## Task to carry out
A word-for-word repeat of all the data is the goal.

----------

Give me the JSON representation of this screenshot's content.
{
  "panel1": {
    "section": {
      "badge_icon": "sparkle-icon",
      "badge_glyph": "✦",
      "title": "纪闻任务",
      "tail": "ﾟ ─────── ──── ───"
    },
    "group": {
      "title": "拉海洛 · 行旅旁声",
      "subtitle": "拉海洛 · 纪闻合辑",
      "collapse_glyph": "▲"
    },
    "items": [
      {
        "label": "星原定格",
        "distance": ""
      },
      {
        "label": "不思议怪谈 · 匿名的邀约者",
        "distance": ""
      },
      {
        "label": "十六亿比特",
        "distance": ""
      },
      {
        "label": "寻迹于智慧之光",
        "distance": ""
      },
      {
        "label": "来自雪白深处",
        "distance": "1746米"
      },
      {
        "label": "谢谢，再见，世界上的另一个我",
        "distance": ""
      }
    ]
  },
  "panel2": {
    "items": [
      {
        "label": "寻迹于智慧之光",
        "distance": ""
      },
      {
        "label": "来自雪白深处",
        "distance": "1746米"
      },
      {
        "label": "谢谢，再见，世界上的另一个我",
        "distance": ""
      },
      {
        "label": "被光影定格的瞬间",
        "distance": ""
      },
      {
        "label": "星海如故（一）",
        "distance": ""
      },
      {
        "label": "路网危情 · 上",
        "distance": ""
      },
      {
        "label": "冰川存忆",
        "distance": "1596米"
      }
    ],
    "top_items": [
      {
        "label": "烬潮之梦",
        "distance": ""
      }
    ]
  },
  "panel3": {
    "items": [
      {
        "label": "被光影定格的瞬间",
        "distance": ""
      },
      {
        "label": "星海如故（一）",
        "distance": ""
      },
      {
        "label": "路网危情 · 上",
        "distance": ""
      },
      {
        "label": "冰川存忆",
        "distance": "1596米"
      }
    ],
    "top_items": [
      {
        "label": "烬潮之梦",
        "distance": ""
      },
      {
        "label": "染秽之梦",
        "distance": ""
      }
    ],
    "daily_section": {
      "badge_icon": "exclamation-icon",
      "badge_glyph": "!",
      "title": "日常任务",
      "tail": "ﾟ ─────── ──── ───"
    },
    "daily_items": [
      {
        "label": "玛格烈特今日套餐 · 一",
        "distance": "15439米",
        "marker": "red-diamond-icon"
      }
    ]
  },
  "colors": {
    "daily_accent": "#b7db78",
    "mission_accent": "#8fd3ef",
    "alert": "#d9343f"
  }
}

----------

## Worked solution
Give me the JSON representation of this screenshot's content.
{
  "panel1": {
    "section": {
      "badge_icon": "sparkle-icon",
      "badge_glyph": "✦",
      "title": "纪闻任务",
      "tail": "ﾟ ─────── ──── ───"
    },
    "group": {
      "title": "拉海洛 · 行旅旁声",
      "subtitle": "拉海洛 · 纪闻合辑",
      "collapse_glyph": "▲"
    },
    "items": [
      {
        "label": "星原定格",
        "distance": ""
      },
      {
        "label": "不思议怪谈 · 匿名的邀约者",
        "distance": ""
      },
      {
        "label": "十六亿比特",
        "distance": ""
      },
      {
        "label": "寻迹于智慧之光",
        "distance": ""
      },
      {
        "label": "来自雪白深处",
        "distance": "1746米"
      },
      {
        "label": "谢谢，再见，世界上的另一个我",
        "distance": ""
      }
    ]
  },
  "panel2": {
    "items": [
      {
        "label": "寻迹于智慧之光",
        "distance": ""
      },
      {
        "label": "来自雪白深处",
        "distance": "1746米"
      },
      {
        "label": "谢谢，再见，世界上的另一个我",
        "distance": ""
      },
      {
        "label": "被光影定格的瞬间",
        "distance": ""
      },
      {
        "label": "星海如故（一）",
        "distance": ""
      },
      {
        "label": "路网危情 · 上",
        "distance": ""
      },
      {
        "label": "冰川存忆",
        "distance": "1596米"
      }
    ],
    "top_items": [
      {
        "label": "烬潮之梦",
        "distance": ""
      }
    ]
  },
  "panel3": {
    "items": [
      {
        "label": "被光影定格的瞬间",
        "distance": ""
      },
      {
        "label": "星海如故（一）",
        "distance": ""
      },
      {
        "label": "路网危情 · 上",
        "distance": ""
      },
      {
        "label": "冰川存忆",
        "distance": "1596米"
      }
    ],
    "top_items": [
      {
        "label": "烬潮之梦",
        "distance": ""
      },
      {
        "label": "染秽之梦",
        "distance": ""
      }
    ],
    "daily_section": {
      "badge_icon": "exclamation-icon",
      "badge_glyph": "!",
      "title": "日常任务",
      "tail": "ﾟ ─────── ──── ───"
    },
    "daily_items": [
      {
        "label": "玛格烈特今日套餐 · 一",
        "distance": "15439米",
        "marker": "red-diamond-icon"
      }
    ]
  },
  "colors": {
    "daily_accent": "#b7db78",
    "mission_accent": "#8fd3ef",
    "alert": "#d9343f"
  }
}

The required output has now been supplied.